Insight

Good crisis communication should also reflect how we act as a community and remember people’s mental health.

Even the words sow panic. Pandemic, virus, crisis. And we seem to have eagerly caught the beat: if not to just talk about the coronavirus threat itself but also about the risk to jobs and the assault on toilet-paper supplies.

But two recent items from different writers are refreshing for a more balanced perspective. They share the real concern but do more than push the alarm bell.

In an editorial in Newsroom this week Jess Berentson-Shaw raises the basic need to care and think about each other. Government and health agencies must act, she says, but research shows we recover best from major events when we make strengthening connections with each other a priority.

Fear flowers in stories of financial and other losses. It fuels a focus on panic buying or even scornful looks at Chinese people (although the national and ethnic targets here may have widened).

If this is what politicians are hearing it will be reflected in the decisions they make. As well as helping people in precarious industries, maybe governments should support those who care for vulnerable people and keep them away from infection.

Alison Cole, a war crimes investigator and international lawyer who teaches at Victoria University of Wellington and The University of Hong Kong, last month gave a new slant on crisis communication in general and for many people its potential impacts on mental health.

It is important, she says, you communicate with local and recent history in mind. With memories still fresh of the SARS virus that devastated the city in 2003, the onslaught of coronavirus fears brought on a kind of mass PTSD, she says. Hong Kong became a ghost town as panicked shoppers hoarded supplies. Applying the same lens in New Zealand might mean addressing the fact that some people will be too relaxed, recalling the 2009 swine flu as no big deal.

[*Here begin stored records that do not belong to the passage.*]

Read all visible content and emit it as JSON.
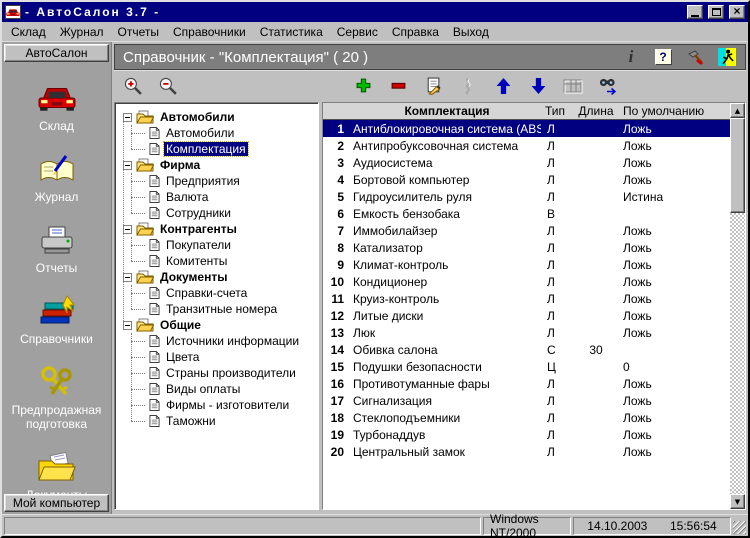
{
  "colors": {
    "titlebar": "#000080",
    "selection": "#000080",
    "header_bar": "#7e7e7e",
    "sidebar_bg": "#a0a0a0",
    "window_bg": "#c0c0c0"
  },
  "window": {
    "title": "- АвтоСалон 3.7 -",
    "controls": [
      "minimize",
      "maximize",
      "close"
    ]
  },
  "menu": {
    "items": [
      {
        "id": "sklad",
        "label": "Склад"
      },
      {
        "id": "zhurnal",
        "label": "Журнал"
      },
      {
        "id": "otchety",
        "label": "Отчеты"
      },
      {
        "id": "spravochniki",
        "label": "Справочники"
      },
      {
        "id": "statistika",
        "label": "Статистика"
      },
      {
        "id": "servis",
        "label": "Сервис"
      },
      {
        "id": "spravka",
        "label": "Справка"
      },
      {
        "id": "vyhod",
        "label": "Выход"
      }
    ]
  },
  "sidebar": {
    "top_button": "АвтоСалон",
    "bottom_button": "Мой компьютер",
    "items": [
      {
        "id": "sklad",
        "label": "Склад",
        "icon": "car-icon"
      },
      {
        "id": "zhurnal",
        "label": "Журнал",
        "icon": "journal-icon"
      },
      {
        "id": "otchety",
        "label": "Отчеты",
        "icon": "printer-icon"
      },
      {
        "id": "spravochniki",
        "label": "Справочники",
        "icon": "books-icon"
      },
      {
        "id": "predprodazhnaya-podgotovka",
        "label": "Предпродажная подготовка",
        "icon": "keys-icon"
      },
      {
        "id": "dokumenty",
        "label": "Документы",
        "icon": "folder-icon"
      }
    ]
  },
  "main": {
    "header_title": "Справочник - \"Комплектация\" ( 20 )",
    "header_icons": [
      {
        "id": "info",
        "icon": "info-icon"
      },
      {
        "id": "help",
        "icon": "help-icon"
      },
      {
        "id": "tools",
        "icon": "tools-icon"
      },
      {
        "id": "exit",
        "icon": "exit-icon"
      }
    ]
  },
  "toolbar": {
    "buttons": [
      {
        "id": "zoom-in",
        "icon": "zoom-in-icon",
        "disabled": false,
        "gap": false
      },
      {
        "id": "zoom-out",
        "icon": "zoom-out-icon",
        "disabled": false,
        "gap": false
      },
      {
        "id": "add",
        "icon": "add-icon",
        "disabled": false,
        "gap": true
      },
      {
        "id": "delete",
        "icon": "remove-icon",
        "disabled": false,
        "gap": false
      },
      {
        "id": "edit",
        "icon": "edit-icon",
        "disabled": false,
        "gap": false
      },
      {
        "id": "clip",
        "icon": "clip-disabled-icon",
        "disabled": true,
        "gap": false
      },
      {
        "id": "move-up",
        "icon": "arrow-up-icon",
        "disabled": false,
        "gap": false
      },
      {
        "id": "move-down",
        "icon": "arrow-down-icon",
        "disabled": false,
        "gap": false
      },
      {
        "id": "grid",
        "icon": "grid-disabled-icon",
        "disabled": true,
        "gap": false
      },
      {
        "id": "find-next",
        "icon": "find-next-icon",
        "disabled": false,
        "gap": false
      }
    ]
  },
  "tree": {
    "selected": "Комплектация",
    "groups": [
      {
        "id": "avtomobili",
        "label": "Автомобили",
        "children": [
          "Автомобили",
          "Комплектация"
        ]
      },
      {
        "id": "firma",
        "label": "Фирма",
        "children": [
          "Предприятия",
          "Валюта",
          "Сотрудники"
        ]
      },
      {
        "id": "kontragenty",
        "label": "Контрагенты",
        "children": [
          "Покупатели",
          "Комитенты"
        ]
      },
      {
        "id": "dokumenty",
        "label": "Документы",
        "children": [
          "Справки-счета",
          "Транзитные номера"
        ]
      },
      {
        "id": "obschie",
        "label": "Общие",
        "children": [
          "Источники информации",
          "Цвета",
          "Страны производители",
          "Виды оплаты",
          "Фирмы - изготовители",
          "Таможни"
        ]
      }
    ]
  },
  "table": {
    "columns": [
      "",
      "Комплектация",
      "Тип",
      "Длина",
      "По умолчанию"
    ],
    "selected_row": 1,
    "rows": [
      [
        1,
        "Антиблокировочная система (ABS)",
        "Л",
        "",
        "Ложь"
      ],
      [
        2,
        "Антипробуксовочная система",
        "Л",
        "",
        "Ложь"
      ],
      [
        3,
        "Аудиосистема",
        "Л",
        "",
        "Ложь"
      ],
      [
        4,
        "Бортовой компьютер",
        "Л",
        "",
        "Ложь"
      ],
      [
        5,
        "Гидроусилитель руля",
        "Л",
        "",
        "Истина"
      ],
      [
        6,
        "Емкость бензобака",
        "В",
        "",
        ""
      ],
      [
        7,
        "Иммобилайзер",
        "Л",
        "",
        "Ложь"
      ],
      [
        8,
        "Катализатор",
        "Л",
        "",
        "Ложь"
      ],
      [
        9,
        "Климат-контроль",
        "Л",
        "",
        "Ложь"
      ],
      [
        10,
        "Кондиционер",
        "Л",
        "",
        "Ложь"
      ],
      [
        11,
        "Круиз-контроль",
        "Л",
        "",
        "Ложь"
      ],
      [
        12,
        "Литые диски",
        "Л",
        "",
        "Ложь"
      ],
      [
        13,
        "Люк",
        "Л",
        "",
        "Ложь"
      ],
      [
        14,
        "Обивка салона",
        "С",
        "30",
        ""
      ],
      [
        15,
        "Подушки безопасности",
        "Ц",
        "",
        "0"
      ],
      [
        16,
        "Противотуманные фары",
        "Л",
        "",
        "Ложь"
      ],
      [
        17,
        "Сигнализация",
        "Л",
        "",
        "Ложь"
      ],
      [
        18,
        "Стеклоподъемники",
        "Л",
        "",
        "Ложь"
      ],
      [
        19,
        "Турбонаддув",
        "Л",
        "",
        "Ложь"
      ],
      [
        20,
        "Центральный замок",
        "Л",
        "",
        "Ложь"
      ]
    ]
  },
  "statusbar": {
    "message": "",
    "os": "Windows NT/2000",
    "date": "14.10.2003",
    "time": "15:56:54"
  }
}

She says we also need to remember people’s mental health. A lack of information triggers catastrophising. But best-practice advice on managing the virus could also trigger conditions like anxiety and depression if it results in people becoming too alarmed or emotionally as well as physically isolated.

Communication, in every sense, is at the heart of this crisis. Everyone agrees it calls for calm, accuracy and clarity on key points that give people confidence.

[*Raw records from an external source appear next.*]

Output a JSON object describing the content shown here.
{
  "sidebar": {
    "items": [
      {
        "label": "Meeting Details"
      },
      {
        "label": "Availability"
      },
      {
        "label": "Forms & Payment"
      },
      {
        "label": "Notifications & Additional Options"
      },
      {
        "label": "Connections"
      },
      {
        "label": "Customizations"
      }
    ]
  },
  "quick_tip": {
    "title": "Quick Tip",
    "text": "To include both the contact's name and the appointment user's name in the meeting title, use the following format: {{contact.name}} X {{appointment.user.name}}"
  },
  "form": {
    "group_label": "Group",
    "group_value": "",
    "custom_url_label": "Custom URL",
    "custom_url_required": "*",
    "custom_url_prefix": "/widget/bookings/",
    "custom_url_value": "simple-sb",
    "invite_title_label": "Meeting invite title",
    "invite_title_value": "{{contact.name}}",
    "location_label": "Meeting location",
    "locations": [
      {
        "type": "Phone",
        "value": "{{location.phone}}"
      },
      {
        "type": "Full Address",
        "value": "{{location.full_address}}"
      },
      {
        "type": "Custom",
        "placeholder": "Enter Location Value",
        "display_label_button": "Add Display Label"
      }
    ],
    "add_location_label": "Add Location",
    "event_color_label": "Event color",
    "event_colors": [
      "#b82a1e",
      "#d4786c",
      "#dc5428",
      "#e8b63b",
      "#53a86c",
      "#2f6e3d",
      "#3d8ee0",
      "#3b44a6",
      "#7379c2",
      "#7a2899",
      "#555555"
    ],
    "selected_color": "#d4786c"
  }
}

Health messages should also underline the need to stay connected and active, Cole says. Hysteria can be compelling but makes everything worse.